Disclaimer: I’ve received copies of each of these books from the publisher/their publicists in exchange for a review.

Posted in Adventure, Fiction, Middle Grade, Realistic Fiction, Tween Reads

Ellen Prager’s got a new Conservation Adventure: Escape Galápagos!

Escape Galápagos, by Ellen Prager, (Oct. 2019, TumbleHome Learning), $13.95, ISBN: 9781943431557

Ages 8-12

I am so excited! I loved Ellen Prager’s Tristan Hunt and the Sea Guardians series (2015), so when she emailed me and told me she had a new book coming out, and wanted to send me a copy, I fangirled (just) a lot. I loved her combination of action/adventure and conservation in the Tristan Hunt books, so I dove into Escape Galápagos with glee; Dr. Prager is a scientist and an author, so she creates exciting stories and backs everything up with science and an understanding of nature and marine life, plus a genuine love and concern for our world that becomes contagious.

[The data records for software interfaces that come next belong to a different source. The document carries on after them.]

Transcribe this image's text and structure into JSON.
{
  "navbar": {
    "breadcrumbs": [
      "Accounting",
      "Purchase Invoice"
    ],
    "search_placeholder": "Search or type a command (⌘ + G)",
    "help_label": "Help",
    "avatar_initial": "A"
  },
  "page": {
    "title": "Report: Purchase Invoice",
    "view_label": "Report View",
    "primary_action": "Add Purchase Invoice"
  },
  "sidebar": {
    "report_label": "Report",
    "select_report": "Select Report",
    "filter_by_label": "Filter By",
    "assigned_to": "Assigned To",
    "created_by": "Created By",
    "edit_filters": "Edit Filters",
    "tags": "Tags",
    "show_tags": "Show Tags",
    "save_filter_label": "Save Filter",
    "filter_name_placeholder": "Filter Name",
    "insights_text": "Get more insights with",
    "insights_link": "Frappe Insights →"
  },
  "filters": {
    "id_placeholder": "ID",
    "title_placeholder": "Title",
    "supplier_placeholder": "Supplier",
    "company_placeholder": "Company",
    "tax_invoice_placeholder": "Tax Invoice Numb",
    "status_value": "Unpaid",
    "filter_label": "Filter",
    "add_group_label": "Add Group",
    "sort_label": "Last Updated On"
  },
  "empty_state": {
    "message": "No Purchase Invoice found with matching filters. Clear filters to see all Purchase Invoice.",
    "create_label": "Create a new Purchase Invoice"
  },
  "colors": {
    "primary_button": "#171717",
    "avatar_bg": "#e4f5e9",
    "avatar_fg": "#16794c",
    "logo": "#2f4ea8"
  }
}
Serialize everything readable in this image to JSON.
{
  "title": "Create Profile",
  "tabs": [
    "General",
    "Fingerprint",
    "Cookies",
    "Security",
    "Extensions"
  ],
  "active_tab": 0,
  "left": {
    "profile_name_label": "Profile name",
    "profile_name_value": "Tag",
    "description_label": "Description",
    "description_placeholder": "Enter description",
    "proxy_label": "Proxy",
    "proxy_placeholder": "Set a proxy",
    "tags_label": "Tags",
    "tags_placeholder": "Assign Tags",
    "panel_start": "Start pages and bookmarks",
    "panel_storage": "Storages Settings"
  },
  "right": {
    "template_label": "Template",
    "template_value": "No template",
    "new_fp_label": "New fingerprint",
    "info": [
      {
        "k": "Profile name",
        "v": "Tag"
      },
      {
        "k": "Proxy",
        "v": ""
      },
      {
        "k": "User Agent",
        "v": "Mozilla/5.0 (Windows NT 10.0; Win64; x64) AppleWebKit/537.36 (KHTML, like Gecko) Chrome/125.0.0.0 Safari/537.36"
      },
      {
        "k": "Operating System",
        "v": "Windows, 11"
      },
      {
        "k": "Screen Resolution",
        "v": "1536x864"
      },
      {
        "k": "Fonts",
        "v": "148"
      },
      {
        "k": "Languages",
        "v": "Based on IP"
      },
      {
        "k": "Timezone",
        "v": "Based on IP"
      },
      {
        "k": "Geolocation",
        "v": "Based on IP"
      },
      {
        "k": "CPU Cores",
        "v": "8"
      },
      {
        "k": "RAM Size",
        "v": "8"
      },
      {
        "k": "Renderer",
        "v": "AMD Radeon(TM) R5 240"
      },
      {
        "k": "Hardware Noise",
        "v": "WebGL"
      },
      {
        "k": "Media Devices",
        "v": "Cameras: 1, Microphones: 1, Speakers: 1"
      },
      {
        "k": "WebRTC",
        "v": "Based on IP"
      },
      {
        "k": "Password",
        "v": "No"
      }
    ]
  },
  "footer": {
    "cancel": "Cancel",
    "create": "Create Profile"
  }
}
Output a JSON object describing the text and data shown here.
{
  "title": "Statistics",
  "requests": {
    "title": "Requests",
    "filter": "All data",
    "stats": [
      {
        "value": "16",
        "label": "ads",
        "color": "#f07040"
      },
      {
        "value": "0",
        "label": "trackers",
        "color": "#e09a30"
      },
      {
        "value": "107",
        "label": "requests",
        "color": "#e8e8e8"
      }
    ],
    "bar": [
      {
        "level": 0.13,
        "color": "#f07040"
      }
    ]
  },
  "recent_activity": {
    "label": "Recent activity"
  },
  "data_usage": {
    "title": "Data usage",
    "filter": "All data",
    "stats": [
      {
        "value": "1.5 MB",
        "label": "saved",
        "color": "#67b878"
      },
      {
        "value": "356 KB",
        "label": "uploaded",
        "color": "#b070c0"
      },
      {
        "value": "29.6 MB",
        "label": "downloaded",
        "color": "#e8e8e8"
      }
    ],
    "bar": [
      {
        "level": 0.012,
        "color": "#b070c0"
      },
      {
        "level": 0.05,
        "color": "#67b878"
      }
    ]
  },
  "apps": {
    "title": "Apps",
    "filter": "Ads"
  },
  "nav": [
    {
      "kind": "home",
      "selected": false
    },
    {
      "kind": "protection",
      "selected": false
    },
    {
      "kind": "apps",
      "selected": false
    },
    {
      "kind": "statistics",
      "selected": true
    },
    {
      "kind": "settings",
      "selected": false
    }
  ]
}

Escape Galápagos introduces readers to tween Ezzy Skylar, her younger brother, Luke, and their father, Dr. Skylar. Ezzy and her family are still reeling from their mother’s recent death, but their dad is determined to keep his promise: to take his children to all the places on his wife’s “wonder list”. First up: the Galapágos Islands. The problem? Ezzy is not a fan of animals out in nature. They’re too… wild. So a vacation roaming around in the Galapágos, with all its wild beauty and animals who just wander along freely, makes her very nervous. She won’t have long to worry about that, though; she’s got bigger problems when their cruise ship is hijacked by animal poachers. Ezzy, Luke, and Aiden, another boy on the cruise with his family, have to use their wits work together to save themselves, their families, and the animals on the Isabela Island.

Escape Galápagos is an exciting story with a conscience. As with the Tristan Hunt books, Dr. Prager shines a light on the villains we don’t always get to read about: those people whose main purpose is to get rich at the expense of the planet and its resources: in this case, the animals of the Galapágos. It’s a brilliant way of bringing conservation issues to light and making readers aware and engaged. Ezzy is a likable character who has to dig deep and overcome her fears and discomforts (which include tortoise poop. A lot of tortoise poop) to help save her father. Luke, her younger brother, is an interesting character to watch; he reminds me of Tristan Hunt, and I wonder (okay, I hope) if he has a similar “gift” to Tristan and his fellow Sea Guardians. How fantastic would it be if this were to take place in the Tristan Hunt universe?

In short, Escape Galápagos is a great new adventure for your realistic fiction readers and your fantasy readers that like reality-based fantasy. If you have any of Dr. Prager’s nonfiction books, display them and talk them up! Dr. Prager includes some real vs. made-up facts at the end of the book, which could make for a fun book discussion activity/Discovery Club activity.